FactCheck

set out to check the accuracy of the statement.

Construction of a dam on the River Enguri was initiated in 1986 but was discarded soon afterwards due to ensued protests. In 2011 the Georgian Government decided to resume the construction of the hydroelectric power plant. Then Prime Minister, Nika Gilauri, expressed himself with regard to this issue before the meeting

of the Government held on 21 April 2011. An agreement on the construction of the Khudoni HPP was signed on 28 April 2011 between the Georgian Government and Trans Electrica Ltd, Trans Electrica Ltd (Georgia), Energotrans Ltd and the Electricity System Commercial Operator Ltd.

Discussion on the issue of the Khudoni HPP was renewed in the current year. In response to the protests of the public and the population of the village of Khaishi, Kakha Kaladze, Minister of Energy stated:  “Not only will we build the Khudoni [HPP] but other large hydroelectric power plants will undoubtedly be constructed as well.”

It is noteworthy that the area designated for the Khudoni HPP project encompasses 14 settlements and 184 households. The populations of seven villages will have to be resettled while flooding will cover both churches of Khaishi and Tobari as well as the graveyards.

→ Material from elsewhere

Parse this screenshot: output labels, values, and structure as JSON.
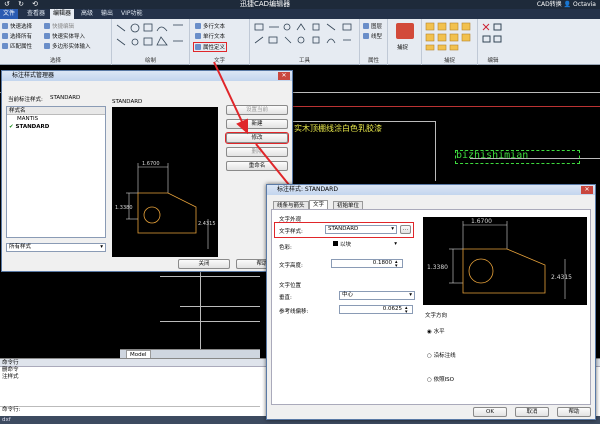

In her statement Nino Burjanadze refers to the 2012 Parliamentary elections’ programme of the election block of Bidzina Ivanishvili – Georgian Dream. A paragraph in Chapter Four of the block’s programme, “Environment Protection and the Rational Use of Natural Resources,” discusses the prohibition of large HPP construction. In particular, it envisages the following measures: “Considering high seismic indices, prohibition of large hydroelectric and nuclear power plants; Support of alternative and renewable energy sources; Promotion of such individual systems in the population; Enforcement of government programmes aimed at increasing energy efficiency; Bearing in mind the growing demand on electricity in the country and the environmental protection standards, support of micro and small HPP construction and rehabilitation of existing HPP.”

In order to establish whether or not the construction of the Khudoni HPP contradicted the pre-election promises of the Georgian Dream, we inquired about the dimensions of the project. The preliminary edition of the report issued in July of 2013 evaluating the impact of the Khudoni HPP on the environment clarifies that the project proposed by Trans Electrica Ltd envisages the construction of a 702 MW Khudoni hydroelectric power plant complex in the narrow ravine of the River Enguri on the southern slopes of the Greater Caucasus mountain range. The height of the arch dam reaches 194 meters.

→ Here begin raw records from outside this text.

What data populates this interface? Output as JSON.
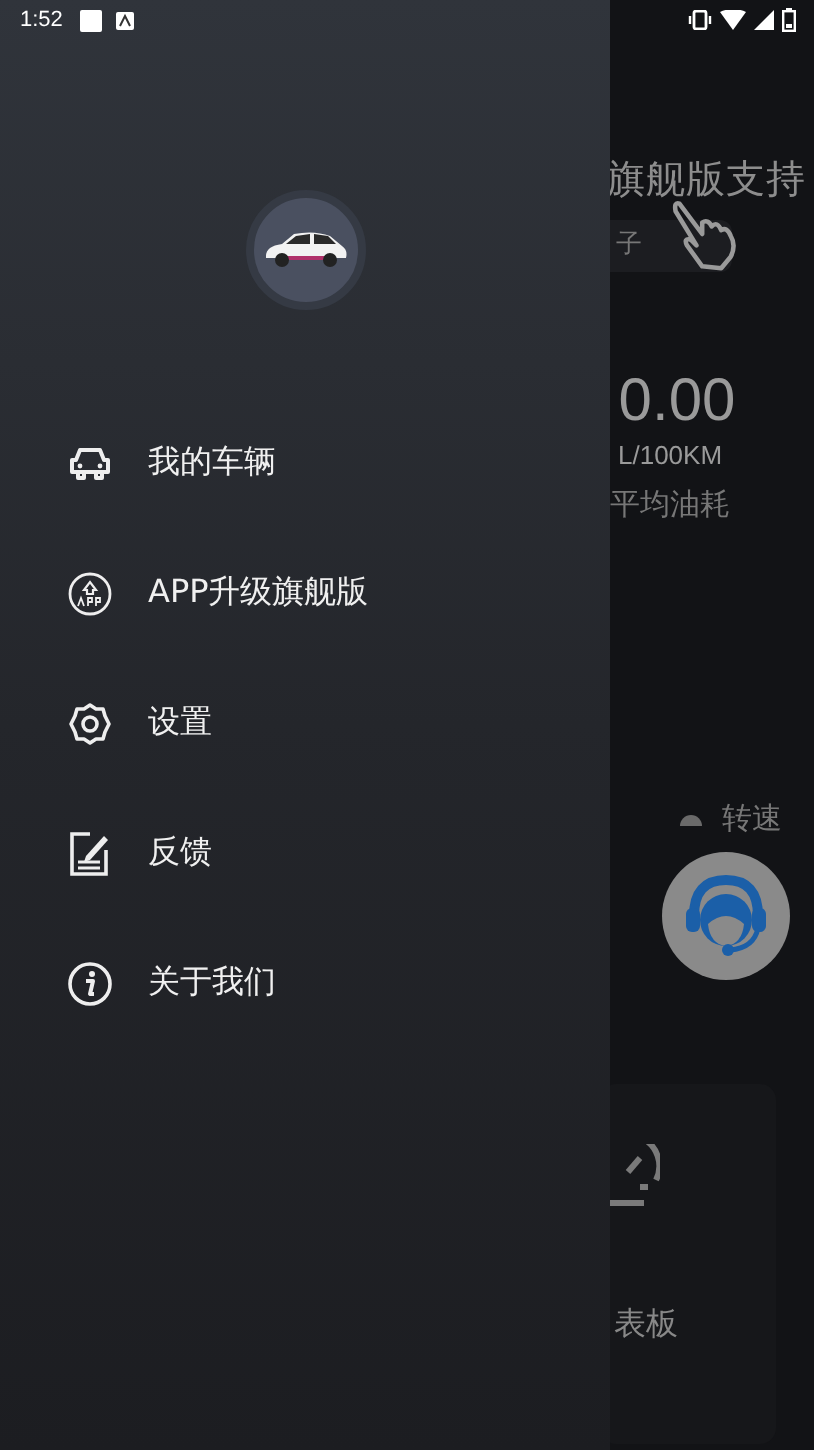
{
  "status_bar": {
    "time": "1:52"
  },
  "drawer": {
    "menu": [
      {
        "label": "我的车辆",
        "kind": "car"
      },
      {
        "label": "APP升级旗舰版",
        "kind": "upgrade"
      },
      {
        "label": "设置",
        "kind": "settings"
      },
      {
        "label": "反馈",
        "kind": "feedback"
      },
      {
        "label": "关于我们",
        "kind": "info"
      }
    ]
  },
  "background": {
    "banner": "旗舰版支持",
    "chip": "子",
    "fuel_value": "0.00",
    "fuel_unit": "L/100KM",
    "fuel_label": "平均油耗",
    "rpm_label": "转速",
    "card_label": "表板"
  }
}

According to the definition provided on the website of Hydro International,

a large dam is considered to be higher than 15 meters while a major dam is defined to go beyond 150 meters in height. Therefore, considering this definition, the Khudoni HPP can be counted among the large power plants while the construction of plants of this size was supposed to be banned in the case of the Georgian Dream’s winning the Parliamentary elections.

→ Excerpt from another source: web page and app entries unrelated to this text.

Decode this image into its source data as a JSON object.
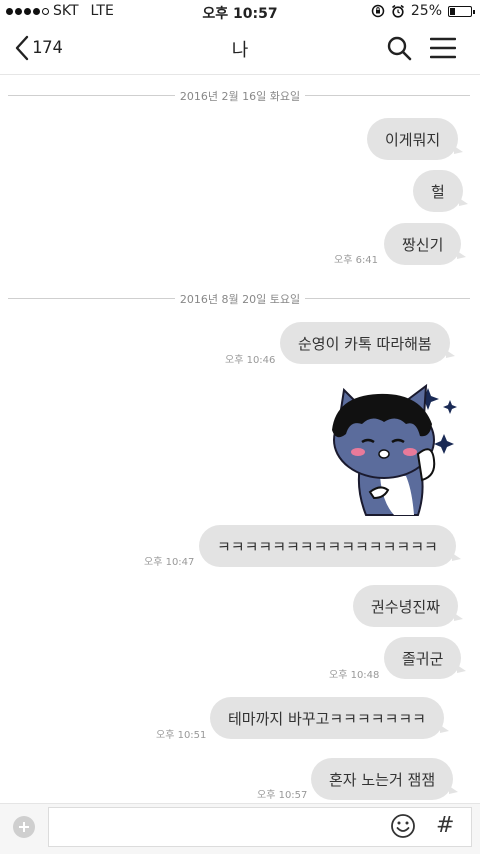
{
  "status_bar": {
    "carrier": "SKT",
    "network": "LTE",
    "time": "오후 10:57",
    "battery": "25%",
    "battery_level": 0.25
  },
  "nav": {
    "back_count": "174",
    "title": "나"
  },
  "chat": {
    "dates": [
      "2016년 2월 16일 화요일",
      "2016년 8월 20일 토요일"
    ],
    "messages": [
      {
        "text": "이게뭐지",
        "time": ""
      },
      {
        "text": "헐",
        "time": ""
      },
      {
        "text": "짱신기",
        "time": "오후 6:41"
      },
      {
        "text": "순영이 카톡 따라해봄",
        "time": "오후 10:46"
      },
      {
        "text": "ㅋㅋㅋㅋㅋㅋㅋㅋㅋㅋㅋㅋㅋㅋㅋㅋ",
        "time": "오후 10:47"
      },
      {
        "text": "권수녕진짜",
        "time": ""
      },
      {
        "text": "졸귀군",
        "time": "오후 10:48"
      },
      {
        "text": "테마까지 바꾸고ㅋㅋㅋㅋㅋㅋㅋ",
        "time": "오후 10:51"
      },
      {
        "text": "혼자 노는거 잼잼",
        "time": "오후 10:57"
      }
    ]
  },
  "input": {
    "placeholder": "",
    "hash_symbol": "#"
  },
  "colors": {
    "bubble": "#e3e3e3",
    "background": "#ffffff",
    "sticker_cat": "#5b6c9c",
    "sticker_hair": "#111111"
  }
}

Conclusion Nino Burjanadze rightly claims that the prohibition of large HPP constructions was discussed in the programme of the Georgian Dream. The programme does not address the Khudoni HPP project in particular but according to the measurements indicated above the project is considered to be of a ‘large’ size. Therefore, the presidential candidate’s statement:  “The pre-election programme of the Georgian Dream states that the Khudoni [power plant] will not be built. Either they were not being sincere and competent and wrote these promises in the programme offhandedly, or they should be so kind to explain to the public why they changed their position so radically,” is TRUE.